Every line in the listing should be set down again verbatim.

[The input — start]

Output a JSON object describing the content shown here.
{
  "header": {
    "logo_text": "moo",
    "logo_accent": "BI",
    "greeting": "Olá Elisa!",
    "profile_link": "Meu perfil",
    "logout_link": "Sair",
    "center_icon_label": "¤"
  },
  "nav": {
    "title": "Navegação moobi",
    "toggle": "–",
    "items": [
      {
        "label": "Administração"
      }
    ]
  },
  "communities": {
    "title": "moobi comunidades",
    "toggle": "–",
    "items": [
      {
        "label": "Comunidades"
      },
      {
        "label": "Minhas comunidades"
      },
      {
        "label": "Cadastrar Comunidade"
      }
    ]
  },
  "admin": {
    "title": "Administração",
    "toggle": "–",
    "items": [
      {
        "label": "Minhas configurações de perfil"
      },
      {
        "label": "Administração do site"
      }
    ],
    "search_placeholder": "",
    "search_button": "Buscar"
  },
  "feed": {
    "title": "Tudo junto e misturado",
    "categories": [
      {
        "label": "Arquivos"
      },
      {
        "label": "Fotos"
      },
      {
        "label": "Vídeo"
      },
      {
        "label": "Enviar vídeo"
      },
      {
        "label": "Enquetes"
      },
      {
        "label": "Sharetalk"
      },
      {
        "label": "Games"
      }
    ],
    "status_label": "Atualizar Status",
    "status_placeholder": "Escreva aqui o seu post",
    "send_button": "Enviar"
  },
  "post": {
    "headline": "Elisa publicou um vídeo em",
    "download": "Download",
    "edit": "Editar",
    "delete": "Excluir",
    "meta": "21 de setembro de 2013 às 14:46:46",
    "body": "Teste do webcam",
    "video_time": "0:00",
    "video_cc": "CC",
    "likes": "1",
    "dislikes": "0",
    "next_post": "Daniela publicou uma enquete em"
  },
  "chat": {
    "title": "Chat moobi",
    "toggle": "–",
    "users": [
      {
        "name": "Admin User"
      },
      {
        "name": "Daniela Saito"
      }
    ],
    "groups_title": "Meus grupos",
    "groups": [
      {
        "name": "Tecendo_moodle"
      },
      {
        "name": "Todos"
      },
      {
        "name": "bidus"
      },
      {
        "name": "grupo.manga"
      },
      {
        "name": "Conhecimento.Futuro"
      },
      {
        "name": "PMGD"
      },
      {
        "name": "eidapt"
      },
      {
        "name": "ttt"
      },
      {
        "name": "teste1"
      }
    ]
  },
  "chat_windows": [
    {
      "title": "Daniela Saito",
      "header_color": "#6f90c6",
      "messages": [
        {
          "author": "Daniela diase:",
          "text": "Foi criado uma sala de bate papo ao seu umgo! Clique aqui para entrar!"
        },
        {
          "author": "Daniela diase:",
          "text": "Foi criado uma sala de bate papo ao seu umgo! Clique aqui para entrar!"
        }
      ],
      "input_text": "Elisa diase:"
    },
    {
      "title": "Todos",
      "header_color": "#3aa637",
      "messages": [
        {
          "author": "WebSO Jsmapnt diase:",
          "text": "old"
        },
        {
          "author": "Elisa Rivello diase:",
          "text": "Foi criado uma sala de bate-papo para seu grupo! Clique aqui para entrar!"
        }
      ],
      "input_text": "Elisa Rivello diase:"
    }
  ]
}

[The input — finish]

# Task output:
Output a JSON object describing the content shown here.
{
  "header": {
    "logo_text": "moo",
    "logo_accent": "BI",
    "greeting": "Olá Elisa!",
    "profile_link": "Meu perfil",
    "logout_link": "Sair",
    "center_icon_label": "¤"
  },
  "nav": {
    "title": "Navegação moobi",
    "toggle": "–",
    "items": [
      {
        "label": "Administração"
      }
    ]
  },
  "communities": {
    "title": "moobi comunidades",
    "toggle": "–",
    "items": [
      {
        "label": "Comunidades"
      },
      {
        "label": "Minhas comunidades"
      },
      {
        "label": "Cadastrar Comunidade"
      }
    ]
  },
  "admin": {
    "title": "Administração",
    "toggle": "–",
    "items": [
      {
        "label": "Minhas configurações de perfil"
      },
      {
        "label": "Administração do site"
      }
    ],
    "search_placeholder": "",
    "search_button": "Buscar"
  },
  "feed": {
    "title": "Tudo junto e misturado",
    "categories": [
      {
        "label": "Arquivos"
      },
      {
        "label": "Fotos"
      },
      {
        "label": "Vídeo"
      },
      {
        "label": "Enviar vídeo"
      },
      {
        "label": "Enquetes"
      },
      {
        "label": "Sharetalk"
      },
      {
        "label": "Games"
      }
    ],
    "status_label": "Atualizar Status",
    "status_placeholder": "Escreva aqui o seu post",
    "send_button": "Enviar"
  },
  "post": {
    "headline": "Elisa publicou um vídeo em",
    "download": "Download",
    "edit": "Editar",
    "delete": "Excluir",
    "meta": "21 de setembro de 2013 às 14:46:46",
    "body": "Teste do webcam",
    "video_time": "0:00",
    "video_cc": "CC",
    "likes": "1",
    "dislikes": "0",
    "next_post": "Daniela publicou uma enquete em"
  },
  "chat": {
    "title": "Chat moobi",
    "toggle": "–",
    "users": [
      {
        "name": "Admin User"
      },
      {
        "name": "Daniela Saito"
      }
    ],
    "groups_title": "Meus grupos",
    "groups": [
      {
        "name": "Tecendo_moodle"
      },
      {
        "name": "Todos"
      },
      {
        "name": "bidus"
      },
      {
        "name": "grupo.manga"
      },
      {
        "name": "Conhecimento.Futuro"
      },
      {
        "name": "PMGD"
      },
      {
        "name": "eidapt"
      },
      {
        "name": "ttt"
      },
      {
        "name": "teste1"
      }
    ]
  },
  "chat_windows": [
    {
      "title": "Daniela Saito",
      "header_color": "#6f90c6",
      "messages": [
        {
          "author": "Daniela diase:",
          "text": "Foi criado uma sala de bate papo ao seu umgo! Clique aqui para entrar!"
        },
        {
          "author": "Daniela diase:",
          "text": "Foi criado uma sala de bate papo ao seu umgo! Clique aqui para entrar!"
        }
      ],
      "input_text": "Elisa diase:"
    },
    {
      "title": "Todos",
      "header_color": "#3aa637",
      "messages": [
        {
          "author": "WebSO Jsmapnt diase:",
          "text": "old"
        },
        {
          "author": "Elisa Rivello diase:",
          "text": "Foi criado uma sala de bate-papo para seu grupo! Clique aqui para entrar!"
        }
      ],
      "input_text": "Elisa Rivello diase:"
    }
  ]
}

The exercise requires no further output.